■ **Problem**: Could you repeat the records below exactly as written?

BEGIN Data for this task

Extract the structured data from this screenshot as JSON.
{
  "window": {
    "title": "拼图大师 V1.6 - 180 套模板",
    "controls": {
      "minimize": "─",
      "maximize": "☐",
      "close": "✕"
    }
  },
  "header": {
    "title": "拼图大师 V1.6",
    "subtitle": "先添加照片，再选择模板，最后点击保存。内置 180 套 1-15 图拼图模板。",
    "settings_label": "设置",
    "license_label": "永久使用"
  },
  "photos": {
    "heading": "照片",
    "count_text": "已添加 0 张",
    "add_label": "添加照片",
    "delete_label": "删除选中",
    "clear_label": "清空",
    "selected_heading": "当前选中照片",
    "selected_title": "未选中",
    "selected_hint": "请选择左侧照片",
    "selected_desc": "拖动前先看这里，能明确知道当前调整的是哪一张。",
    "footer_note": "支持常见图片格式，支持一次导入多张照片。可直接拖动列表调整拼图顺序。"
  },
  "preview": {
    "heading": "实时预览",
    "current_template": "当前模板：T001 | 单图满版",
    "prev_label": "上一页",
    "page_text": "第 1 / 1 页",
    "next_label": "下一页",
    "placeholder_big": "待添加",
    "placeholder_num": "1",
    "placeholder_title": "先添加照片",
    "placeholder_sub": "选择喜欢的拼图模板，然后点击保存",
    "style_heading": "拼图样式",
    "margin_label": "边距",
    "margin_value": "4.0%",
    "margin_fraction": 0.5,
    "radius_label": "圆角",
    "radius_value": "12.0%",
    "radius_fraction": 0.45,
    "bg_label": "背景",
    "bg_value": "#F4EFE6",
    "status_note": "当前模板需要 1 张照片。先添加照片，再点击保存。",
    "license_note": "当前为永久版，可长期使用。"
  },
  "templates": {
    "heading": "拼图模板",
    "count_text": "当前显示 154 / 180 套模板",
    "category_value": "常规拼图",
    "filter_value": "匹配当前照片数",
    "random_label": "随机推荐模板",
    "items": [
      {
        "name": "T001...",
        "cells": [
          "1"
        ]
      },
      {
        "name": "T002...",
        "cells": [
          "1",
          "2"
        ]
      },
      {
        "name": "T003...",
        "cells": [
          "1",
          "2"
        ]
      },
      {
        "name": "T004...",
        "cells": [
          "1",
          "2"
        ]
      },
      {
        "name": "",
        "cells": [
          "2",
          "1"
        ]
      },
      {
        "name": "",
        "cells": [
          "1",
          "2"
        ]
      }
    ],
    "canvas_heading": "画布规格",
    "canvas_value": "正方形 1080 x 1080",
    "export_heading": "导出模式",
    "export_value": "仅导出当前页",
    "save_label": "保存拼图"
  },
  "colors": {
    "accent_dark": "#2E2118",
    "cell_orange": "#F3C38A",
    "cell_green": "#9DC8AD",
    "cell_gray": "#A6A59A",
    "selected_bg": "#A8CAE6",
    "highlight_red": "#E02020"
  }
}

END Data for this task

■ **Task output**:
Extract the structured data from this screenshot as JSON.
{
  "window": {
    "title": "拼图大师 V1.6 - 180 套模板",
    "controls": {
      "minimize": "─",
      "maximize": "☐",
      "close": "✕"
    }
  },
  "header": {
    "title": "拼图大师 V1.6",
    "subtitle": "先添加照片，再选择模板，最后点击保存。内置 180 套 1-15 图拼图模板。",
    "settings_label": "设置",
    "license_label": "永久使用"
  },
  "photos": {
    "heading": "照片",
    "count_text": "已添加 0 张",
    "add_label": "添加照片",
    "delete_label": "删除选中",
    "clear_label": "清空",
    "selected_heading": "当前选中照片",
    "selected_title": "未选中",
    "selected_hint": "请选择左侧照片",
    "selected_desc": "拖动前先看这里，能明确知道当前调整的是哪一张。",
    "footer_note": "支持常见图片格式，支持一次导入多张照片。可直接拖动列表调整拼图顺序。"
  },
  "preview": {
    "heading": "实时预览",
    "current_template": "当前模板：T001 | 单图满版",
    "prev_label": "上一页",
    "page_text": "第 1 / 1 页",
    "next_label": "下一页",
    "placeholder_big": "待添加",
    "placeholder_num": "1",
    "placeholder_title": "先添加照片",
    "placeholder_sub": "选择喜欢的拼图模板，然后点击保存",
    "style_heading": "拼图样式",
    "margin_label": "边距",
    "margin_value": "4.0%",
    "margin_fraction": 0.5,
    "radius_label": "圆角",
    "radius_value": "12.0%",
    "radius_fraction": 0.45,
    "bg_label": "背景",
    "bg_value": "#F4EFE6",
    "status_note": "当前模板需要 1 张照片。先添加照片，再点击保存。",
    "license_note": "当前为永久版，可长期使用。"
  },
  "templates": {
    "heading": "拼图模板",
    "count_text": "当前显示 154 / 180 套模板",
    "category_value": "常规拼图",
    "filter_value": "匹配当前照片数",
    "random_label": "随机推荐模板",
    "items": [
      {
        "name": "T001...",
        "cells": [
          "1"
        ]
      },
      {
        "name": "T002...",
        "cells": [
          "1",
          "2"
        ]
      },
      {
        "name": "T003...",
        "cells": [
          "1",
          "2"
        ]
      },
      {
        "name": "T004...",
        "cells": [
          "1",
          "2"
        ]
      },
      {
        "name": "",
        "cells": [
          "2",
          "1"
        ]
      },
      {
        "name": "",
        "cells": [
          "1",
          "2"
        ]
      }
    ],
    "canvas_heading": "画布规格",
    "canvas_value": "正方形 1080 x 1080",
    "export_heading": "导出模式",
    "export_value": "仅导出当前页",
    "save_label": "保存拼图"
  },
  "colors": {
    "accent_dark": "#2E2118",
    "cell_orange": "#F3C38A",
    "cell_green": "#9DC8AD",
    "cell_gray": "#A6A59A",
    "selected_bg": "#A8CAE6",
    "highlight_red": "#E02020"
  }
}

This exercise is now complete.